# Goal of the exercise:
Make an exact copy of every entry below, with the pictures left out.

Records excerpted from a collection:

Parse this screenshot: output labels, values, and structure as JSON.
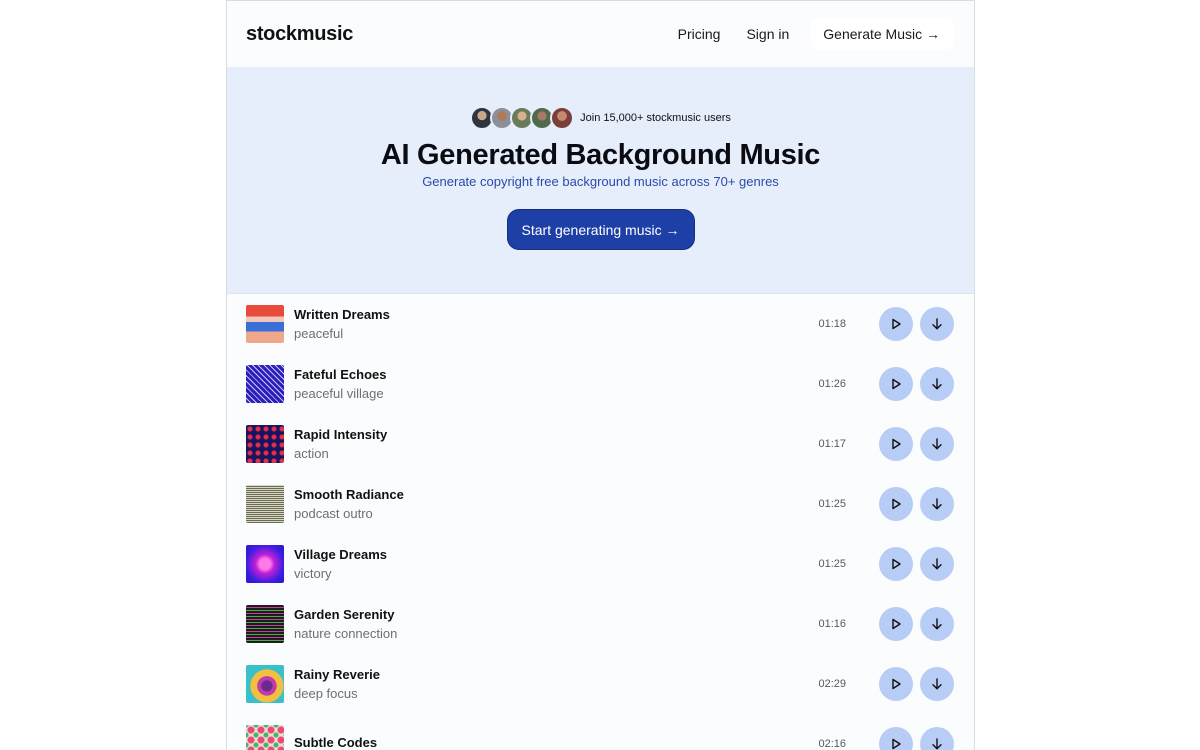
{
  "nav": {
    "logo": "stockmusic",
    "links": [
      "Pricing",
      "Sign in"
    ],
    "cta": "Generate Music →"
  },
  "hero": {
    "social_text": "Join 15,000+ stockmusic users",
    "title": "AI Generated Background Music",
    "subtitle": "Generate copyright free background music across 70+ genres",
    "button": "Start generating music →"
  },
  "tracks": [
    {
      "title": "Written Dreams",
      "tag": "peaceful",
      "duration": "01:18"
    },
    {
      "title": "Fateful Echoes",
      "tag": "peaceful village",
      "duration": "01:26"
    },
    {
      "title": "Rapid Intensity",
      "tag": "action",
      "duration": "01:17"
    },
    {
      "title": "Smooth Radiance",
      "tag": "podcast outro",
      "duration": "01:25"
    },
    {
      "title": "Village Dreams",
      "tag": "victory",
      "duration": "01:25"
    },
    {
      "title": "Garden Serenity",
      "tag": "nature connection",
      "duration": "01:16"
    },
    {
      "title": "Rainy Reverie",
      "tag": "deep focus",
      "duration": "02:29"
    },
    {
      "title": "Subtle Codes",
      "tag": "",
      "duration": "02:16"
    }
  ],
  "colors": {
    "accent": "#1d3fa6",
    "hero_bg": "#e6eefb",
    "round_button": "#b8cdf6"
  }
}
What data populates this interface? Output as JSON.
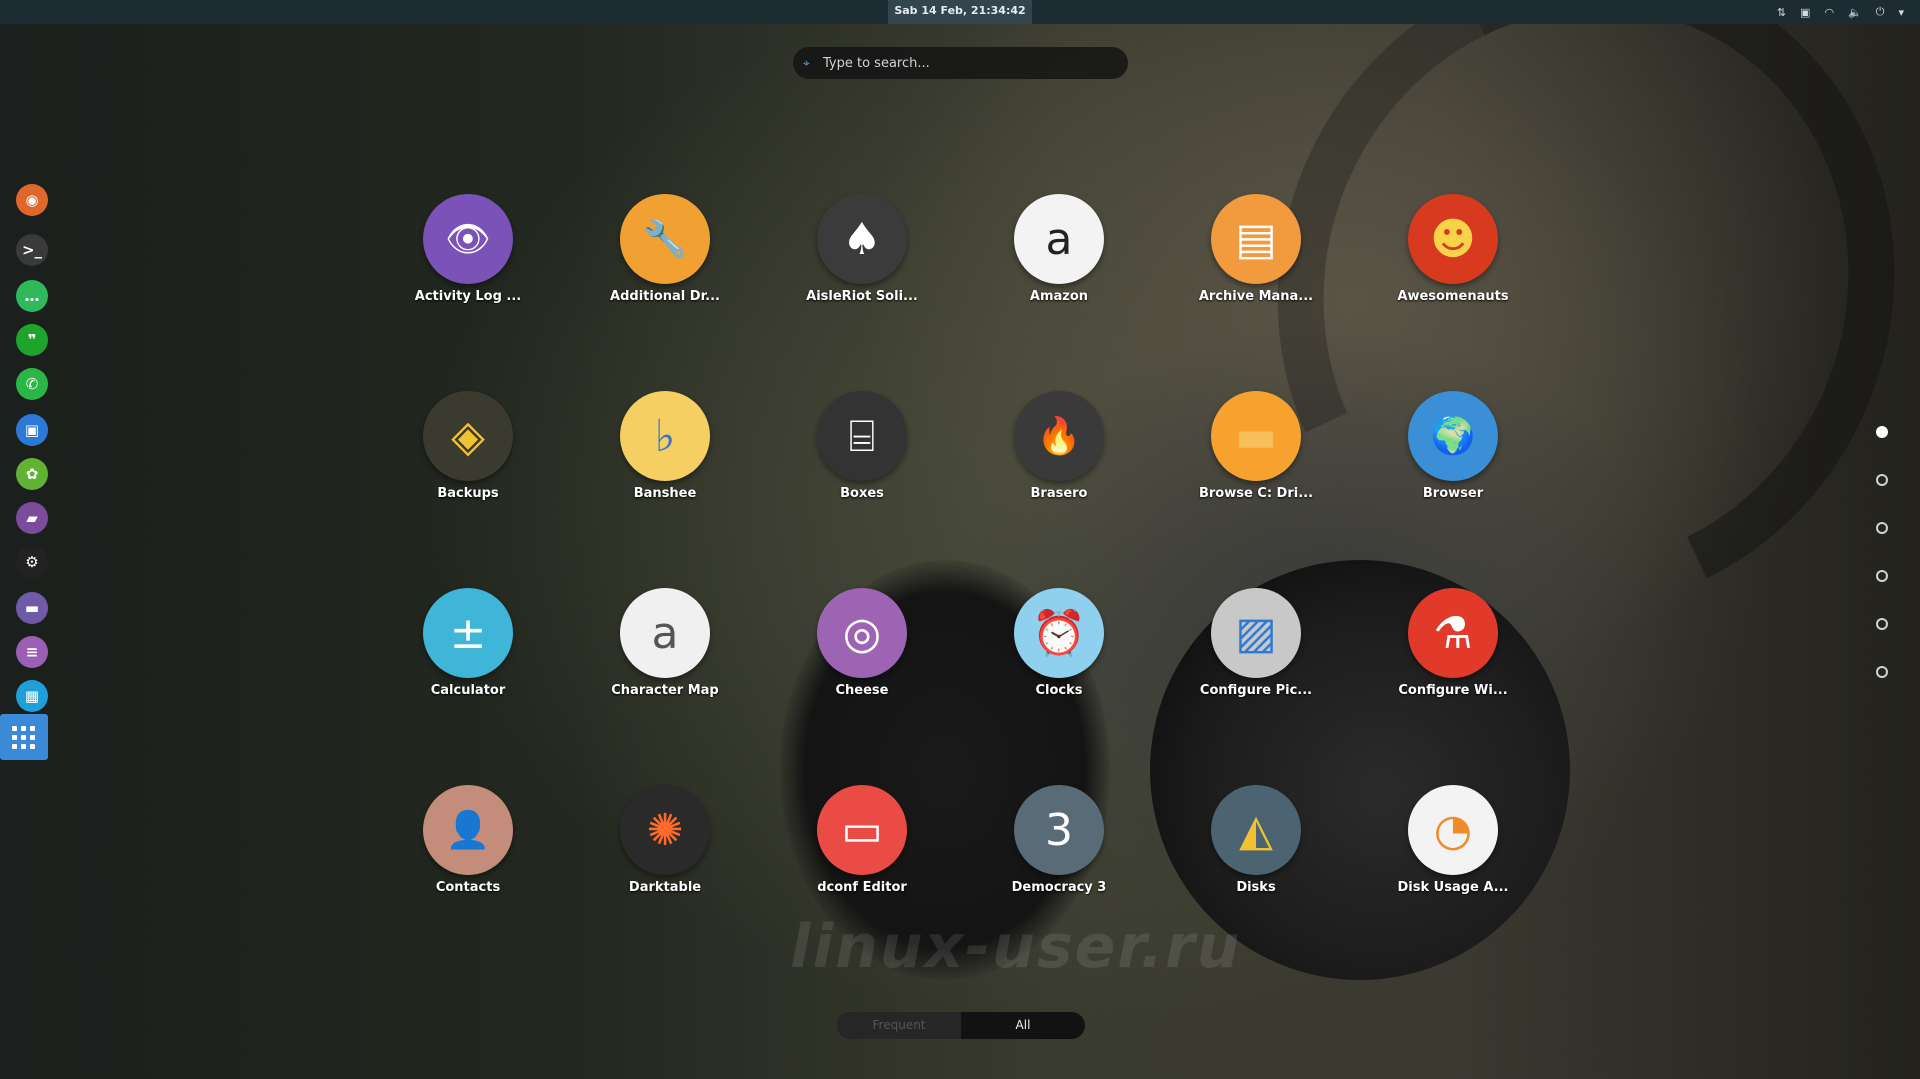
{
  "topbar": {
    "clock": "Sab 14 Feb, 21:34:42"
  },
  "search": {
    "placeholder": "Type to search..."
  },
  "dock": {
    "items": [
      {
        "name": "firefox",
        "color": "#e0672c",
        "glyph": "◉"
      },
      {
        "name": "terminal",
        "color": "#3a3a3a",
        "glyph": ">_"
      },
      {
        "name": "chat",
        "color": "#2fb95a",
        "glyph": "…"
      },
      {
        "name": "hangouts",
        "color": "#1ea32b",
        "glyph": "❞"
      },
      {
        "name": "whatsapp",
        "color": "#2bb544",
        "glyph": "✆"
      },
      {
        "name": "viewer",
        "color": "#2d7ad6",
        "glyph": "▣"
      },
      {
        "name": "app-green",
        "color": "#62b234",
        "glyph": "✿"
      },
      {
        "name": "app-purple-yellow",
        "color": "#7a4c9b",
        "glyph": "▰"
      },
      {
        "name": "steam",
        "color": "#222222",
        "glyph": "⚙"
      },
      {
        "name": "files",
        "color": "#6f5aa8",
        "glyph": "▬"
      },
      {
        "name": "document",
        "color": "#9b5fb5",
        "glyph": "≡"
      },
      {
        "name": "monitor",
        "color": "#1f9fd8",
        "glyph": "▦"
      },
      {
        "name": "kodi",
        "color": "#3d4e5c",
        "glyph": "◆"
      }
    ]
  },
  "apps": [
    {
      "label": "Activity Log ...",
      "icon": "eye-icon",
      "bg": "#7a52b8",
      "glyph": "👁",
      "fg": "#ffffff"
    },
    {
      "label": "Additional Dr...",
      "icon": "wrench-icon",
      "bg": "#f1a132",
      "glyph": "🔧",
      "fg": "#3a2a10"
    },
    {
      "label": "AisleRiot Soli...",
      "icon": "cards-icon",
      "bg": "#3b3b3b",
      "glyph": "♠",
      "fg": "#ffffff"
    },
    {
      "label": "Amazon",
      "icon": "amazon-icon",
      "bg": "#f3f3f3",
      "glyph": "a",
      "fg": "#222222"
    },
    {
      "label": "Archive Mana...",
      "icon": "archive-icon",
      "bg": "#f19a3e",
      "glyph": "▤",
      "fg": "#ffffff"
    },
    {
      "label": "Awesomenauts",
      "icon": "awesomenauts-icon",
      "bg": "#d73a1f",
      "glyph": "☻",
      "fg": "#f7d34a"
    },
    {
      "label": "Backups",
      "icon": "backups-icon",
      "bg": "#3a3a2e",
      "glyph": "◈",
      "fg": "#f1c232"
    },
    {
      "label": "Banshee",
      "icon": "banshee-icon",
      "bg": "#f5cf62",
      "glyph": "♭",
      "fg": "#3d73c8"
    },
    {
      "label": "Boxes",
      "icon": "boxes-icon",
      "bg": "#333333",
      "glyph": "⌸",
      "fg": "#ffffff"
    },
    {
      "label": "Brasero",
      "icon": "brasero-icon",
      "bg": "#3a3a3a",
      "glyph": "🔥",
      "fg": "#f6a21f"
    },
    {
      "label": "Browse C: Dri...",
      "icon": "folder-icon",
      "bg": "#f7a12f",
      "glyph": "▬",
      "fg": "#f7c05a"
    },
    {
      "label": "Browser",
      "icon": "globe-icon",
      "bg": "#3a8fd6",
      "glyph": "🌍",
      "fg": "#ffffff"
    },
    {
      "label": "Calculator",
      "icon": "calculator-icon",
      "bg": "#3fb6d8",
      "glyph": "±",
      "fg": "#ffffff"
    },
    {
      "label": "Character Map",
      "icon": "charmap-icon",
      "bg": "#f0f0f0",
      "glyph": "a",
      "fg": "#555555"
    },
    {
      "label": "Cheese",
      "icon": "webcam-icon",
      "bg": "#9d64b4",
      "glyph": "◎",
      "fg": "#ffffff"
    },
    {
      "label": "Clocks",
      "icon": "clock-icon",
      "bg": "#8fd0ee",
      "glyph": "⏰",
      "fg": "#ffffff"
    },
    {
      "label": "Configure Pic...",
      "icon": "picture-icon",
      "bg": "#c8c8c8",
      "glyph": "▨",
      "fg": "#2d7ad6"
    },
    {
      "label": "Configure Wi...",
      "icon": "wine-icon",
      "bg": "#e23a2a",
      "glyph": "⚗",
      "fg": "#ffffff"
    },
    {
      "label": "Contacts",
      "icon": "contacts-icon",
      "bg": "#c48c7a",
      "glyph": "👤",
      "fg": "#ffffff"
    },
    {
      "label": "Darktable",
      "icon": "darktable-icon",
      "bg": "#2a2a2a",
      "glyph": "✺",
      "fg": "#ff6a2a"
    },
    {
      "label": "dconf Editor",
      "icon": "dconf-icon",
      "bg": "#ea4c45",
      "glyph": "▭",
      "fg": "#ffffff"
    },
    {
      "label": "Democracy 3",
      "icon": "democracy-icon",
      "bg": "#5a6b78",
      "glyph": "3",
      "fg": "#ffffff"
    },
    {
      "label": "Disks",
      "icon": "disks-icon",
      "bg": "#4c6472",
      "glyph": "◭",
      "fg": "#f1c232"
    },
    {
      "label": "Disk Usage A...",
      "icon": "disk-usage-icon",
      "bg": "#f3f3f3",
      "glyph": "◔",
      "fg": "#f08a2a"
    }
  ],
  "pages": {
    "count": 6,
    "active": 0
  },
  "switch": {
    "frequent": "Frequent",
    "all": "All",
    "selected": "All"
  },
  "watermark": "linux-user.ru"
}
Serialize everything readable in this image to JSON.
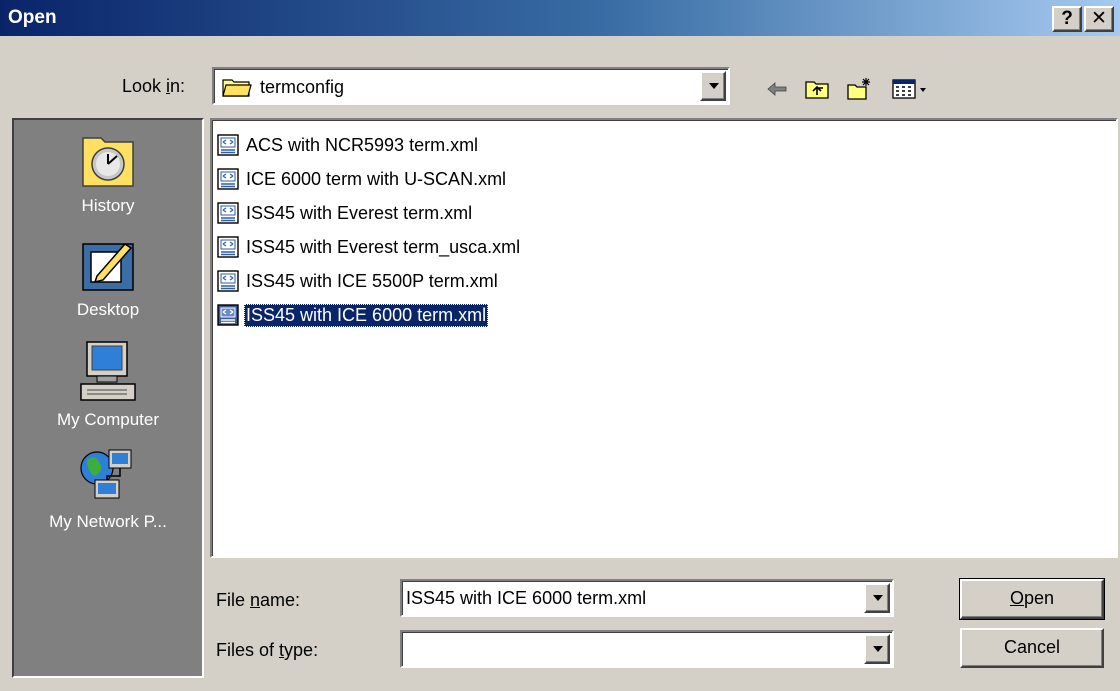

# Response:
Parse this screenshot: output labels, values, and structure as JSON.
{
  "nav": {
    "logo": "stockmusic",
    "links": [
      "Pricing",
      "Sign in"
    ],
    "cta": "Generate Music →"
  },
  "hero": {
    "social_text": "Join 15,000+ stockmusic users",
    "title": "AI Generated Background Music",
    "subtitle": "Generate copyright free background music across 70+ genres",
    "button": "Start generating music →"
  },
  "tracks": [
    {
      "title": "Written Dreams",
      "tag": "peaceful",
      "duration": "01:18"
    },
    {
      "title": "Fateful Echoes",
      "tag": "peaceful village",
      "duration": "01:26"
    },
    {
      "title": "Rapid Intensity",
      "tag": "action",
      "duration": "01:17"
    },
    {
      "title": "Smooth Radiance",
      "tag": "podcast outro",
      "duration": "01:25"
    },
    {
      "title": "Village Dreams",
      "tag": "victory",
      "duration": "01:25"
    },
    {
      "title": "Garden Serenity",
      "tag": "nature connection",
      "duration": "01:16"
    },
    {
      "title": "Rainy Reverie",
      "tag": "deep focus",
      "duration": "02:29"
    },
    {
      "title": "Subtle Codes",
      "tag": "",
      "duration": "02:16"
    }
  ],
  "colors": {
    "accent": "#1d3fa6",
    "hero_bg": "#e6eefb",
    "round_button": "#b8cdf6"
  }
}
What data populates this interface? Output as JSON.
{
  "topbar": {
    "clock": "Sab 14 Feb, 21:34:42"
  },
  "search": {
    "placeholder": "Type to search..."
  },
  "dock": {
    "items": [
      {
        "name": "firefox",
        "color": "#e0672c",
        "glyph": "◉"
      },
      {
        "name": "terminal",
        "color": "#3a3a3a",
        "glyph": ">_"
      },
      {
        "name": "chat",
        "color": "#2fb95a",
        "glyph": "…"
      },
      {
        "name": "hangouts",
        "color": "#1ea32b",
        "glyph": "❞"
      },
      {
        "name": "whatsapp",
        "color": "#2bb544",
        "glyph": "✆"
      },
      {
        "name": "viewer",
        "color": "#2d7ad6",
        "glyph": "▣"
      },
      {
        "name": "app-green",
        "color": "#62b234",
        "glyph": "✿"
      },
      {
        "name": "app-purple-yellow",
        "color": "#7a4c9b",
        "glyph": "▰"
      },
      {
        "name": "steam",
        "color": "#222222",
        "glyph": "⚙"
      },
      {
        "name": "files",
        "color": "#6f5aa8",
        "glyph": "▬"
      },
      {
        "name": "document",
        "color": "#9b5fb5",
        "glyph": "≡"
      },
      {
        "name": "monitor",
        "color": "#1f9fd8",
        "glyph": "▦"
      },
      {
        "name": "kodi",
        "color": "#3d4e5c",
        "glyph": "◆"
      }
    ]
  },
  "apps": [
    {
      "label": "Activity Log ...",
      "icon": "eye-icon",
      "bg": "#7a52b8",
      "glyph": "👁",
      "fg": "#ffffff"
    },
    {
      "label": "Additional Dr...",
      "icon": "wrench-icon",
      "bg": "#f1a132",
      "glyph": "🔧",
      "fg": "#3a2a10"
    },
    {
      "label": "AisleRiot Soli...",
      "icon": "cards-icon",
      "bg": "#3b3b3b",
      "glyph": "♠",
      "fg": "#ffffff"
    },
    {
      "label": "Amazon",
      "icon": "amazon-icon",
      "bg": "#f3f3f3",
      "glyph": "a",
      "fg": "#222222"
    },
    {
      "label": "Archive Mana...",
      "icon": "archive-icon",
      "bg": "#f19a3e",
      "glyph": "▤",
      "fg": "#ffffff"
    },
    {
      "label": "Awesomenauts",
      "icon": "awesomenauts-icon",
      "bg": "#d73a1f",
      "glyph": "☻",
      "fg": "#f7d34a"
    },
    {
      "label": "Backups",
      "icon": "backups-icon",
      "bg": "#3a3a2e",
      "glyph": "◈",
      "fg": "#f1c232"
    },
    {
      "label": "Banshee",
      "icon": "banshee-icon",
      "bg": "#f5cf62",
      "glyph": "♭",
      "fg": "#3d73c8"
    },
    {
      "label": "Boxes",
      "icon": "boxes-icon",
      "bg": "#333333",
      "glyph": "⌸",
      "fg": "#ffffff"
    },
    {
      "label": "Brasero",
      "icon": "brasero-icon",
      "bg": "#3a3a3a",
      "glyph": "🔥",
      "fg": "#f6a21f"
    },
    {
      "label": "Browse C: Dri...",
      "icon": "folder-icon",
      "bg": "#f7a12f",
      "glyph": "▬",
      "fg": "#f7c05a"
    },
    {
      "label": "Browser",
      "icon": "globe-icon",
      "bg": "#3a8fd6",
      "glyph": "🌍",
      "fg": "#ffffff"
    },
    {
      "label": "Calculator",
      "icon": "calculator-icon",
      "bg": "#3fb6d8",
      "glyph": "±",
      "fg": "#ffffff"
    },
    {
      "label": "Character Map",
      "icon": "charmap-icon",
      "bg": "#f0f0f0",
      "glyph": "a",
      "fg": "#555555"
    },
    {
      "label": "Cheese",
      "icon": "webcam-icon",
      "bg": "#9d64b4",
      "glyph": "◎",
      "fg": "#ffffff"
    },
    {
      "label": "Clocks",
      "icon": "clock-icon",
      "bg": "#8fd0ee",
      "glyph": "⏰",
      "fg": "#ffffff"
    },
    {
      "label": "Configure Pic...",
      "icon": "picture-icon",
      "bg": "#c8c8c8",
      "glyph": "▨",
      "fg": "#2d7ad6"
    },
    {
      "label": "Configure Wi...",
      "icon": "wine-icon",
      "bg": "#e23a2a",
      "glyph": "⚗",
      "fg": "#ffffff"
    },
    {
      "label": "Contacts",
      "icon": "contacts-icon",
      "bg": "#c48c7a",
      "glyph": "👤",
      "fg": "#ffffff"
    },
    {
      "label": "Darktable",
      "icon": "darktable-icon",
      "bg": "#2a2a2a",
      "glyph": "✺",
      "fg": "#ff6a2a"
    },
    {
      "label": "dconf Editor",
      "icon": "dconf-icon",
      "bg": "#ea4c45",
      "glyph": "▭",
      "fg": "#ffffff"
    },
    {
      "label": "Democracy 3",
      "icon": "democracy-icon",
      "bg": "#5a6b78",
      "glyph": "3",
      "fg": "#ffffff"
    },
    {
      "label": "Disks",
      "icon": "disks-icon",
      "bg": "#4c6472",
      "glyph": "◭",
      "fg": "#f1c232"
    },
    {
      "label": "Disk Usage A...",
      "icon": "disk-usage-icon",
      "bg": "#f3f3f3",
      "glyph": "◔",
      "fg": "#f08a2a"
    }
  ],
  "pages": {
    "count": 6,
    "active": 0
  },
  "switch": {
    "frequent": "Frequent",
    "all": "All",
    "selected": "All"
  },
  "watermark": "linux-user.ru"
}
Serialize everything readable in this image to JSON.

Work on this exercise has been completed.